  31. Abbott WG, et al. Short-term energy balance: relationship with protein, carbohydrate, and fat balances. Am J Physiol. (1988)
  32. Rising R, et al. Food intake measured by an automated food-selection system: relationship to energy expenditure. Am J Clin Nutr. (1992)
  33. Frayn KN. Physiological regulation of macronutrient balance. Int J Obes Relat Metab Disord. (1995)
  34. Carreiro AL, et al. The Macronutrients, Appetite, and Energy Intake. Annu Rev Nutr. (2016)
  35. Rolls BJ. The role of energy density in the overconsumption of fat. J Nutr. (2000)
  36. Blundell JE, MacDiarmid JI. Fat as a risk factor for overconsumption: satiation, satiety, and patterns of eating. J Am Diet Assoc. (1997)
  37. Hall KD, et al. Calorie for Calorie, Dietary Fat Restriction Results in More Body Fat Loss than Carbohydrate Restriction in People with Obesity. Cell Metab. (2015)
  38. Bazzano LA, et al. Effects of low-carbohydrate and low-fat diets: a randomized trial. Ann Intern Med. (2014)
  39. Sackner-Bernstein J, Kanter D, Kaul S. Dietary Intervention for Overweight and Obese Adults: Comparison of Low-Carbohydrate and Low-Fat Diets. A Meta-Analysis. PLoS One. (2015)

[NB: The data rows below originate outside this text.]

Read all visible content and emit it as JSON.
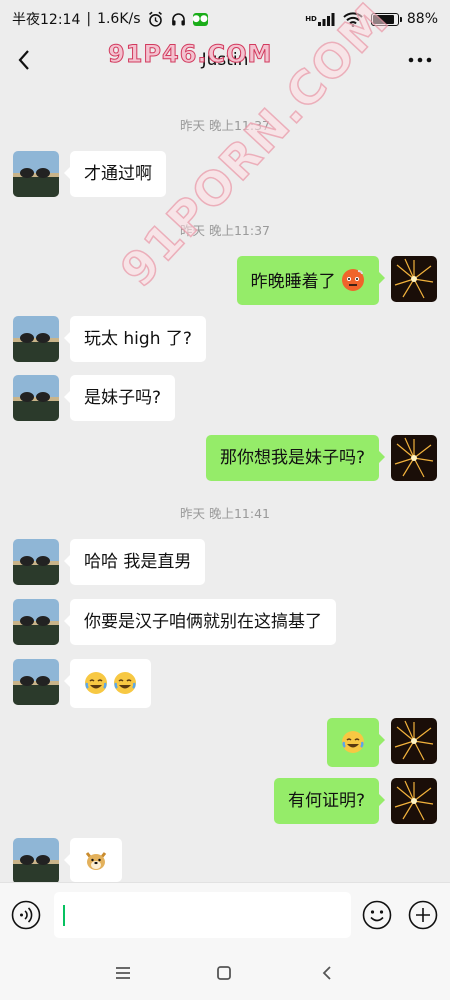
{
  "status_bar": {
    "time": "半夜12:14",
    "speed": "1.6K/s",
    "separator": "|",
    "hd_label": "HD",
    "battery_text": "88%",
    "battery_level": 0.88,
    "icons": [
      "alarm-icon",
      "headphones-icon",
      "wechat-icon",
      "signal-icon",
      "wifi-icon",
      "battery-icon"
    ]
  },
  "header": {
    "title": "Justin",
    "watermark": "91P46.COM",
    "back_icon": "chevron-left-icon",
    "more_icon": "more-dots-icon"
  },
  "watermark_diag": "91PORN.COM",
  "timestamps": [
    "昨天 晚上11:37",
    "昨天 晚上11:37",
    "昨天 晚上11:41"
  ],
  "messages": [
    {
      "side": "left",
      "text": "才通过啊"
    },
    {
      "side": "right",
      "text": "昨晚睡着了",
      "emoji": "face-with-steam-emoji"
    },
    {
      "side": "left",
      "text": "玩太 high 了?"
    },
    {
      "side": "left",
      "text": "是妹子吗?"
    },
    {
      "side": "right",
      "text": "那你想我是妹子吗?"
    },
    {
      "side": "left",
      "text": "哈哈 我是直男"
    },
    {
      "side": "left",
      "text": "你要是汉子咱俩就别在这搞基了"
    },
    {
      "side": "left",
      "emoji": "tears-of-joy-emoji x2"
    },
    {
      "side": "right",
      "emoji": "tears-of-joy-emoji"
    },
    {
      "side": "right",
      "text": "有何证明?"
    },
    {
      "side": "left",
      "emoji": "doge-emoji"
    }
  ],
  "input_bar": {
    "value": "",
    "icons": [
      "voice-icon",
      "smiley-icon",
      "plus-icon"
    ]
  },
  "nav_bar": {
    "icons": [
      "menu-icon",
      "home-icon",
      "back-icon"
    ]
  },
  "colors": {
    "background": "#ededed",
    "my_bubble": "#95ec69",
    "their_bubble": "#ffffff",
    "accent": "#07c160"
  }
}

  40. Foster-Schubert KE, et al. Effect of diet and exercise, alone or combined, on weight and body composition in overweight-to-obese postmenopausal women. Obesity (Silver Spring). (2012)